honested
honested

@HDB0329 @DownInAlbany @StraightNoChaser 

I find the refusal to accept the obvious by the cons slithering among us quite hilarious.

I find the faux outrage over every instance of intentional identification of their rank hypocrisy even more hilarious.

Visual_Cortex
Visual_Cortex

from the Dept. of Credit Where Due:


TD. Got to let this one go. It was a total cluster from the Governor on down. The NG has NO business firing weapons at private citizens.


ITM2, you're all right sometimes.

PaulinNH
PaulinNH

@Visual_Cortex  He's all right all of the time - he's alright some times.  From the Dept. of Pedantry

KUTGF
KUTGF

@PaulinNH And don't you dare grade him on his own 100 day plan he promised!  That would be like actually expecting Mexico to have already paid for the wall as he promised!

HDB0329
HDB0329

@PaulinNH ....delusions of incompetence as competence.....


.....wonder was the Orange One left behind by an alien culture???

DownInAlbany
DownInAlbany

So, you lunatics don't like Ivanka and one suggested that she stay at home and bake cookies.  But, nooooo, they aren't sexist.  Wow!

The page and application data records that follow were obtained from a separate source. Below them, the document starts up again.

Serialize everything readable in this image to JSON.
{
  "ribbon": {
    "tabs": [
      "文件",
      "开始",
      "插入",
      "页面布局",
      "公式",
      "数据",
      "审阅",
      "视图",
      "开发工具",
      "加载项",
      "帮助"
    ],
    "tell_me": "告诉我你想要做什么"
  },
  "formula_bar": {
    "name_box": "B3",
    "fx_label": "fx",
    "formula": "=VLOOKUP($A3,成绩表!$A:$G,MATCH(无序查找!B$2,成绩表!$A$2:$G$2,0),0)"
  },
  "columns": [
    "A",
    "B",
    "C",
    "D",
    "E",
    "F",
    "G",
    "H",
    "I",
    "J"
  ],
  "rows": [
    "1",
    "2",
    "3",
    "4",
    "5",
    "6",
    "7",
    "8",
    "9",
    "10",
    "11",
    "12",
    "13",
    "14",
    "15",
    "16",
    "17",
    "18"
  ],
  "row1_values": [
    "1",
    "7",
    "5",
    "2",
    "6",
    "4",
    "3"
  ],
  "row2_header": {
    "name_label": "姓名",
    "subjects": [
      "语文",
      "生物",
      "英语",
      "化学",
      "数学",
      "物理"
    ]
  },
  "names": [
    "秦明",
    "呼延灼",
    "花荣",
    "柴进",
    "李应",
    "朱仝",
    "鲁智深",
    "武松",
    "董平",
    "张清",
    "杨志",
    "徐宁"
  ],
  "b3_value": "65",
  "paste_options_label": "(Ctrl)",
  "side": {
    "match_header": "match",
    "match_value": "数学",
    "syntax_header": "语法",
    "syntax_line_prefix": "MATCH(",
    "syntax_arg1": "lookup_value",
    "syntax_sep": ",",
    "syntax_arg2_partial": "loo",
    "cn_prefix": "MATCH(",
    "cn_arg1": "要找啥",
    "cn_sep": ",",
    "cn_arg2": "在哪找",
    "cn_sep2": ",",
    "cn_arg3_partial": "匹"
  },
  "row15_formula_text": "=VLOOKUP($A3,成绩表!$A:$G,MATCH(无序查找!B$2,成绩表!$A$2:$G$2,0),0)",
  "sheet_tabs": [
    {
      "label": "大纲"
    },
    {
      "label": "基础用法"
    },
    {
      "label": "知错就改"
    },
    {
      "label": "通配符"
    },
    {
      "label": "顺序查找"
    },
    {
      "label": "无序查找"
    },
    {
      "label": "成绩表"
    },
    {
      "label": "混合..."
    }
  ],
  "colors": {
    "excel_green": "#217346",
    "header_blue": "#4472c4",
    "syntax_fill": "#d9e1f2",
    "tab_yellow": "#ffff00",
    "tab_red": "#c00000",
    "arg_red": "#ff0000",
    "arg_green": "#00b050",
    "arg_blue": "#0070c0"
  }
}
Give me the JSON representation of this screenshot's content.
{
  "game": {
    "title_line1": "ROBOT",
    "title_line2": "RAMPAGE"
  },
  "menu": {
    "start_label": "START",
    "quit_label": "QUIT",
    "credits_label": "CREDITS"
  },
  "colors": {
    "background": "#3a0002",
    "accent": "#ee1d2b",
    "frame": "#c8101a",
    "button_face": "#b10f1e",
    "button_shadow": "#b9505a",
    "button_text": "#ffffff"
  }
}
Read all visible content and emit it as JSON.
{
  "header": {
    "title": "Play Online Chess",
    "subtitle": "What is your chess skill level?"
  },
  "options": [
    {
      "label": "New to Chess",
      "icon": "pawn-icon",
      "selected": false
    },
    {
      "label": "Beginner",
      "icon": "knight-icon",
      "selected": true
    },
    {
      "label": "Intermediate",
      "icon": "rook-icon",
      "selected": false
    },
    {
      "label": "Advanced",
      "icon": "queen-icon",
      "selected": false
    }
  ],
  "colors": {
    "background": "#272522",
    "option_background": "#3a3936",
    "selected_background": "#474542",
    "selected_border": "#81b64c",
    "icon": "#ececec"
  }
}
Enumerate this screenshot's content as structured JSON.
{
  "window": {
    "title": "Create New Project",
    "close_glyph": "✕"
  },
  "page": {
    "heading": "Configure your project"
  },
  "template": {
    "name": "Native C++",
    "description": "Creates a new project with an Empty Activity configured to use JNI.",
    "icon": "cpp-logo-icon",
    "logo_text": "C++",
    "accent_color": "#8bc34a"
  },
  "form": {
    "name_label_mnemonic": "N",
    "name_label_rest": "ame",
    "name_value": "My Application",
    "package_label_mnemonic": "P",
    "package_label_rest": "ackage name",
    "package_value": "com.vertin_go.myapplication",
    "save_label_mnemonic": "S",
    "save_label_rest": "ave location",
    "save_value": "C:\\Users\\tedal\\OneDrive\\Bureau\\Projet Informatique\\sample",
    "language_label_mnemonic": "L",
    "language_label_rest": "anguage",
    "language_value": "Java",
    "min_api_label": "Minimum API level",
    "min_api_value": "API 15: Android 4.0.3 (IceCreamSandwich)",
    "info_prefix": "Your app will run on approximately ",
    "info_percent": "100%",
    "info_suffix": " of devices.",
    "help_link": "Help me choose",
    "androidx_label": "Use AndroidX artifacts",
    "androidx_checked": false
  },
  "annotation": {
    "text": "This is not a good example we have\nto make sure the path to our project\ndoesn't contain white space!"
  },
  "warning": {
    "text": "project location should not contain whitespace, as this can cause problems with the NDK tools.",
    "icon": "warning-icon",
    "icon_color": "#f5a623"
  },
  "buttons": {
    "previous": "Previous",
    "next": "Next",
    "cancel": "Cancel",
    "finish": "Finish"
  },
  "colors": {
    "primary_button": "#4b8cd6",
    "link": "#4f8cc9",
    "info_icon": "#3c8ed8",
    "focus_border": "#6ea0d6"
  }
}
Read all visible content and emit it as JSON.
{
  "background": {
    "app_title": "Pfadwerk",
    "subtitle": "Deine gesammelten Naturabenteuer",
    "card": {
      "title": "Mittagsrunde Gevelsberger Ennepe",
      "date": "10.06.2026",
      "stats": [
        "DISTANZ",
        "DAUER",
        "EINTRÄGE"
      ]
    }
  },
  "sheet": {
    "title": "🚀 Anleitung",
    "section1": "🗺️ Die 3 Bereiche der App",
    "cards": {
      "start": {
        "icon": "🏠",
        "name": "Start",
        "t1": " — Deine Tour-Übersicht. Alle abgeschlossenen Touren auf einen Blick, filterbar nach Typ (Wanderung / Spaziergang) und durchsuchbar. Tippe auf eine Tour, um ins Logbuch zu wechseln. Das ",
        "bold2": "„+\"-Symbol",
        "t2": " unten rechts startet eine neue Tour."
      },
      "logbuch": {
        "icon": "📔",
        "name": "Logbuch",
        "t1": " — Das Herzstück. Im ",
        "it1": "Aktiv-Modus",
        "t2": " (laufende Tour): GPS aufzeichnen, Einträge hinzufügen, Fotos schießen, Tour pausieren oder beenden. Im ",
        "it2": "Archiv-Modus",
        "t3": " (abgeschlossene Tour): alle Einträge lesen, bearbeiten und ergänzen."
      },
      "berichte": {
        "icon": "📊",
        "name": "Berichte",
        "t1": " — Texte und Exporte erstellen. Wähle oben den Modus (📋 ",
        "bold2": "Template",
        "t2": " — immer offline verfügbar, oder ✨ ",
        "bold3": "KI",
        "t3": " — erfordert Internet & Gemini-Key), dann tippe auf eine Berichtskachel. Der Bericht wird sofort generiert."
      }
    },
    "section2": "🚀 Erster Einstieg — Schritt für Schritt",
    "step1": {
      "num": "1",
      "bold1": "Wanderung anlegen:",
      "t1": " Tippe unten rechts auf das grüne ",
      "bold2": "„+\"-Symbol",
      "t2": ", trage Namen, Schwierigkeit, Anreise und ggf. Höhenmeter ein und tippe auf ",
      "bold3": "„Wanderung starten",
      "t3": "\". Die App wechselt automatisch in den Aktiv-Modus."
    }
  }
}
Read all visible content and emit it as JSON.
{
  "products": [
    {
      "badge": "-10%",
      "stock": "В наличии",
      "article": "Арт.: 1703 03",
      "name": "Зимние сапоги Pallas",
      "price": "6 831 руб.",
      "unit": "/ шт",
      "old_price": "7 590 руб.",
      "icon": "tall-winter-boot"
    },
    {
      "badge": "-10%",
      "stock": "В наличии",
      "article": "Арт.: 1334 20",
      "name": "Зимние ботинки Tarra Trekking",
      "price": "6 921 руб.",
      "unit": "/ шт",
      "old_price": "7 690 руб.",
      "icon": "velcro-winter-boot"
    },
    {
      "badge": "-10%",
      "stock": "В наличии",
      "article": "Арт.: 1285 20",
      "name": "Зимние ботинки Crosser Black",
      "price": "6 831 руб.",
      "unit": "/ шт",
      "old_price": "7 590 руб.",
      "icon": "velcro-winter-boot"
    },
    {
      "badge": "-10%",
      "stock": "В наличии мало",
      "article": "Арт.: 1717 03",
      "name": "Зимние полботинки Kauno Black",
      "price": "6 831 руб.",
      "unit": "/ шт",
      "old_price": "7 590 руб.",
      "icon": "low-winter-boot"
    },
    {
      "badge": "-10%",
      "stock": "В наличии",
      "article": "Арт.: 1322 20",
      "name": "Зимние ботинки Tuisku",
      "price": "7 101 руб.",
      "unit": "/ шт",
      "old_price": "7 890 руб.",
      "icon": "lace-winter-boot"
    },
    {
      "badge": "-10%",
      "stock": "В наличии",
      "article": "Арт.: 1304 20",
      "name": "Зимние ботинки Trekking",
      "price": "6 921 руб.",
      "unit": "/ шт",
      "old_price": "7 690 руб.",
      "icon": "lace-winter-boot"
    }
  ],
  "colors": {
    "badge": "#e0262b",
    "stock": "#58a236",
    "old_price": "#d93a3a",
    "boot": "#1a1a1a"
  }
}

stefpe
stefpe

@DownInAlbany I don't really have an opinion about her.. she seems nicer than her dad but, you know, it's hard not to be.

rimsky
rimsky

@DownInAlbany Think whatever you want about libs.  Ivanka defended her daddy, the P grabber, to be good to women.  That is a lie and may sit well with you cons but the rest of the world don't see it that way..

stefpe
stefpe

@BuckeyeGa Yeah I'm not a fan of that either but.. it's probably not unprecedented.

DownInAlbany
DownInAlbany

@BuckeyeGa  And, I can respect THAT opinion, but, the "bake cookies" part was over the top.  Not that I expected any liberals to call him out for the comment.  And, I was not disappointed.

honested
honested

@DownInAlbany @BuckeyeGa 

I don't really care what you 'respect' and I am not seeking your approval or respect.

I do EXPECT the Executive Branch of the Federal Government to be staffed by TRAINED PROFESSIONALS.

Sorry that cons don't expect the same.

honested
honested

@rimsky @DownInAlbany 

As she will likely continue to do, whether it is in the best interest of the United States.....or not.

BuckeyeGa
BuckeyeGa

I didnt see that comment as I go in and out..yeh that comment was over the top

HDB0329
HDB0329

@DownInAlbany ....we didn't say she had to stay home...but she needs to escape the bubble she's been in.......


.....now that's she put herself on the world stage, she'll start to see how Daddy is REALLY viewed in the world....

BuckeyeGa
BuckeyeGa

I dont agree with her having a white house position because she is the presidents daughter. Nothing personal.

Brosephus
Brosephus

@DownInAlbany

Don't know about anyone else, but Ivanka can do as she pleases.  If she's going to be a part of the administration, then she should be subject to the same rules and regulations as I am, including conflict of interest rules.  If she wants to make mud pies, i don't give a rodent's rear end.  If she wants to play CEO, then have at it.  Just quit trying to conflate private sector and public swcror work.